_WORK REQUEST_: If a line in the data contains "your", copy it out.

Interface dataset entries

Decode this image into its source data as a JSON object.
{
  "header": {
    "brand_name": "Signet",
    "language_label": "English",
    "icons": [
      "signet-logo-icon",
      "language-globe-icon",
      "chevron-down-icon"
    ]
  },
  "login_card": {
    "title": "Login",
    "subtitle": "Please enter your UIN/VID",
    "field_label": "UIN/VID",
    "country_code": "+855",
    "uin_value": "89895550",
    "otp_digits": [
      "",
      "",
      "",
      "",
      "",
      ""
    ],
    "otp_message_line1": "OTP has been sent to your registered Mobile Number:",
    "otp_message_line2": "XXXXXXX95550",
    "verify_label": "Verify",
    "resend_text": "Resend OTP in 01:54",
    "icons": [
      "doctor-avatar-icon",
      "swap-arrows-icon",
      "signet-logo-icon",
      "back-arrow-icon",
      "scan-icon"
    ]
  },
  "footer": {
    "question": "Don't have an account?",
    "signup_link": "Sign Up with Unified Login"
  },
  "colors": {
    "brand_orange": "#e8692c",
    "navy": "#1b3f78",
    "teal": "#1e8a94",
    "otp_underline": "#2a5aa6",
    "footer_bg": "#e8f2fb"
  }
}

_OUTPUT_:
    "subtitle": "Please enter your UIN/VID",
    "otp_message_line1": "OTP has been sent to your registered Mobile Number:",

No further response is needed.